* **The task**
Your response should contain each line of the data that includes "DURATION".

[Material shown Boundary: Start]

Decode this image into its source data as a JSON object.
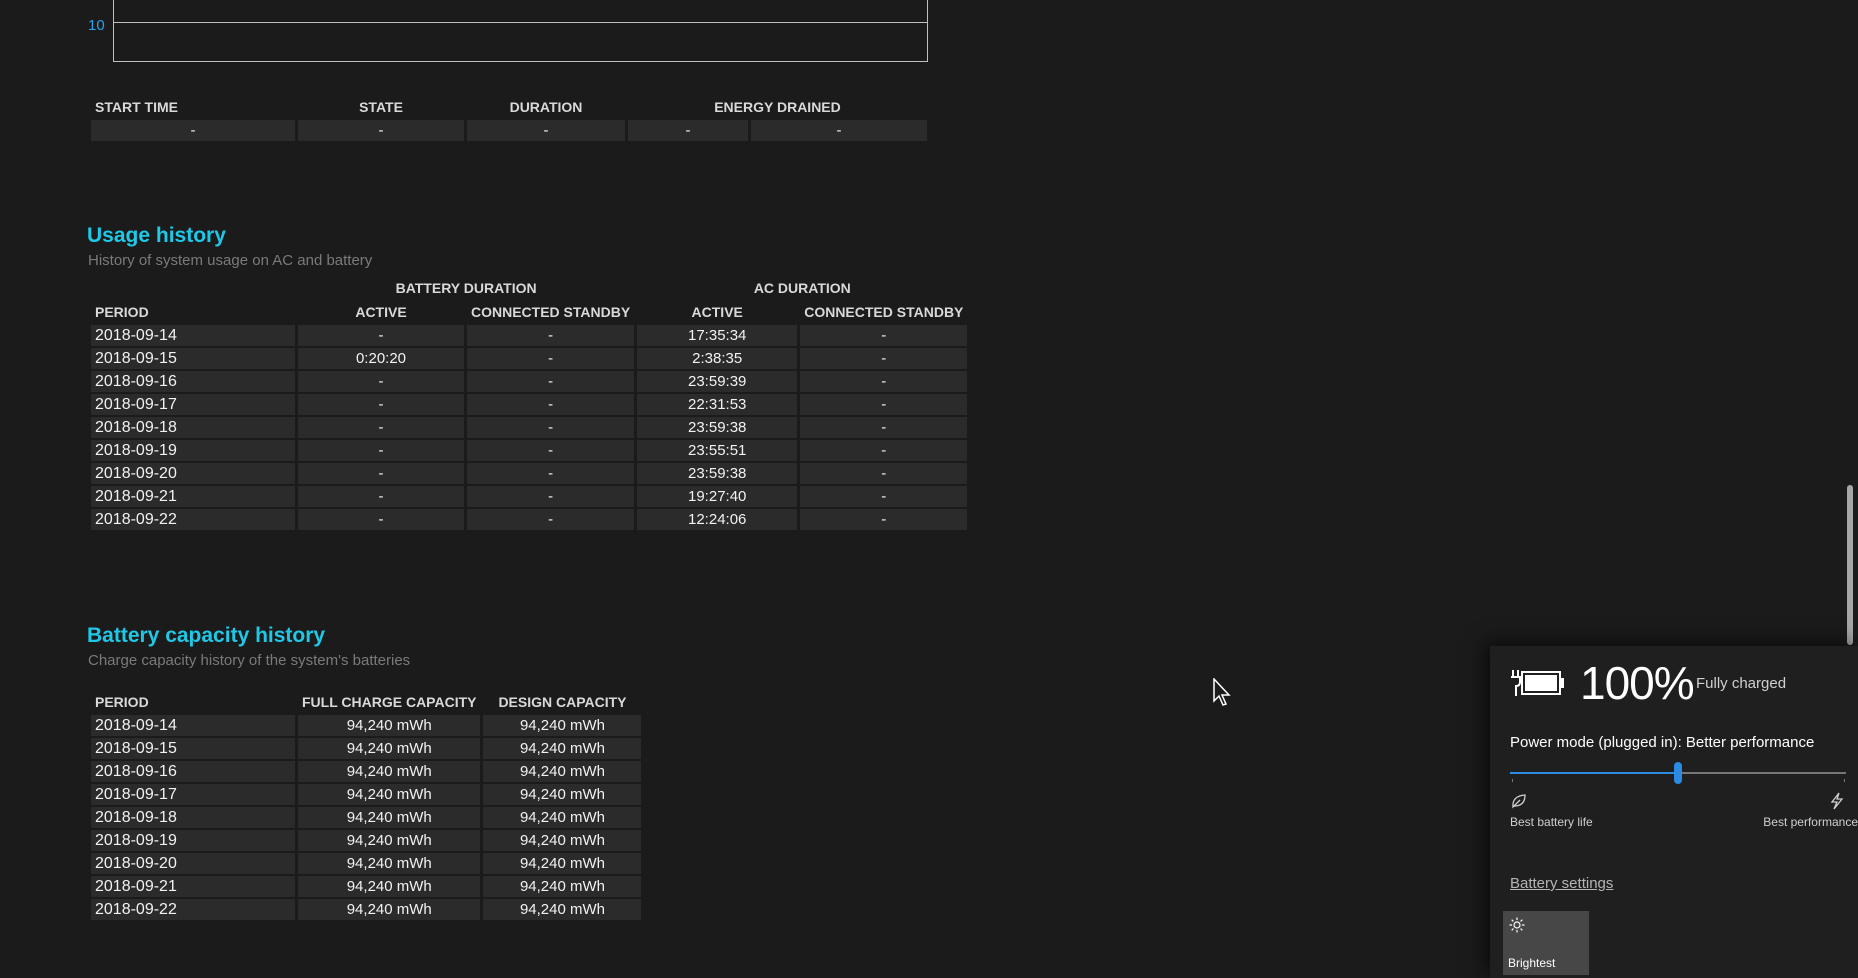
{
  "battery_chart": {
    "tick_label": "10"
  },
  "drain_table": {
    "headers": [
      "START TIME",
      "STATE",
      "DURATION",
      "ENERGY DRAINED"
    ],
    "row": [
      "-",
      "-",
      "-",
      "-",
      "-"
    ]
  },
  "usage_history": {
    "title": "Usage history",
    "subtitle": "History of system usage on AC and battery",
    "group_headers": {
      "battery": "BATTERY DURATION",
      "ac": "AC DURATION"
    },
    "columns": {
      "period": "PERIOD",
      "bat_active": "ACTIVE",
      "bat_standby": "CONNECTED STANDBY",
      "ac_active": "ACTIVE",
      "ac_standby": "CONNECTED STANDBY"
    },
    "rows": [
      [
        "2018-09-14",
        "-",
        "-",
        "17:35:34",
        "-"
      ],
      [
        "2018-09-15",
        "0:20:20",
        "-",
        "2:38:35",
        "-"
      ],
      [
        "2018-09-16",
        "-",
        "-",
        "23:59:39",
        "-"
      ],
      [
        "2018-09-17",
        "-",
        "-",
        "22:31:53",
        "-"
      ],
      [
        "2018-09-18",
        "-",
        "-",
        "23:59:38",
        "-"
      ],
      [
        "2018-09-19",
        "-",
        "-",
        "23:55:51",
        "-"
      ],
      [
        "2018-09-20",
        "-",
        "-",
        "23:59:38",
        "-"
      ],
      [
        "2018-09-21",
        "-",
        "-",
        "19:27:40",
        "-"
      ],
      [
        "2018-09-22",
        "-",
        "-",
        "12:24:06",
        "-"
      ]
    ]
  },
  "capacity_history": {
    "title": "Battery capacity history",
    "subtitle": "Charge capacity history of the system's batteries",
    "columns": {
      "period": "PERIOD",
      "full": "FULL CHARGE CAPACITY",
      "design": "DESIGN CAPACITY"
    },
    "rows": [
      [
        "2018-09-14",
        "94,240 mWh",
        "94,240 mWh"
      ],
      [
        "2018-09-15",
        "94,240 mWh",
        "94,240 mWh"
      ],
      [
        "2018-09-16",
        "94,240 mWh",
        "94,240 mWh"
      ],
      [
        "2018-09-17",
        "94,240 mWh",
        "94,240 mWh"
      ],
      [
        "2018-09-18",
        "94,240 mWh",
        "94,240 mWh"
      ],
      [
        "2018-09-19",
        "94,240 mWh",
        "94,240 mWh"
      ],
      [
        "2018-09-20",
        "94,240 mWh",
        "94,240 mWh"
      ],
      [
        "2018-09-21",
        "94,240 mWh",
        "94,240 mWh"
      ],
      [
        "2018-09-22",
        "94,240 mWh",
        "94,240 mWh"
      ]
    ]
  },
  "flyout": {
    "percent": "100%",
    "status": "Fully charged",
    "power_mode": "Power mode (plugged in): Better performance",
    "slider_level": 0.5,
    "left_label": "Best battery life",
    "right_label": "Best performance",
    "settings_link": "Battery settings",
    "brightness_tile": "Brightest",
    "icons": {
      "battery": "battery-charging-icon",
      "left": "leaf-icon",
      "right": "lightning-icon",
      "tile": "sun-icon"
    }
  },
  "colors": {
    "accent": "#1ec8e6",
    "slider": "#2b8ae2",
    "tick": "#2ba0e8",
    "background": "#1b1b1b",
    "cell": "#2b2b2b"
  }
}
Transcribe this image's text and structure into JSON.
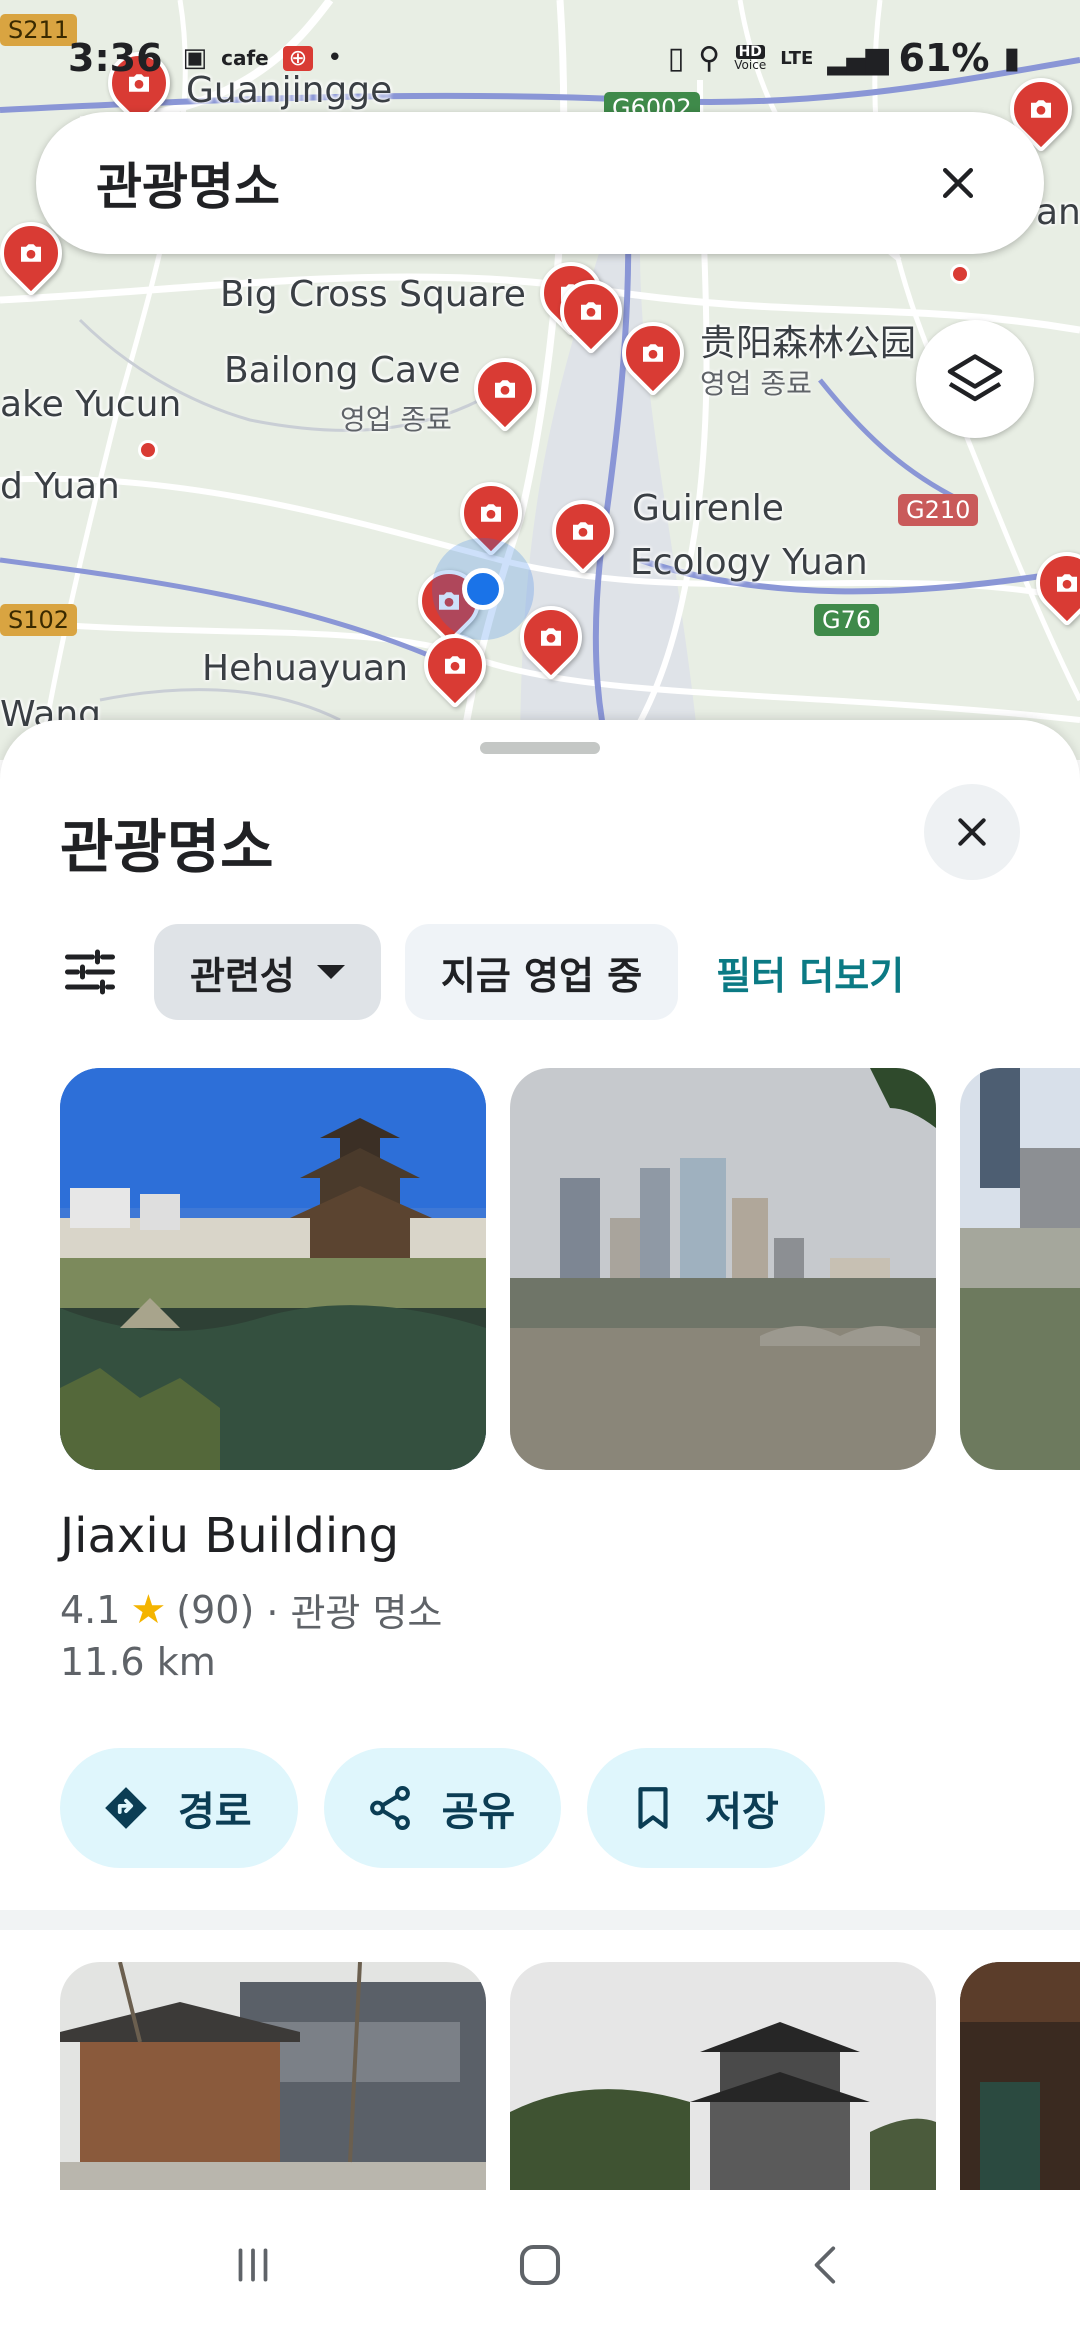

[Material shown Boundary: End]

* **Task result**
      "DURATION",
      "battery": "BATTERY DURATION",
      "ac": "AC DURATION"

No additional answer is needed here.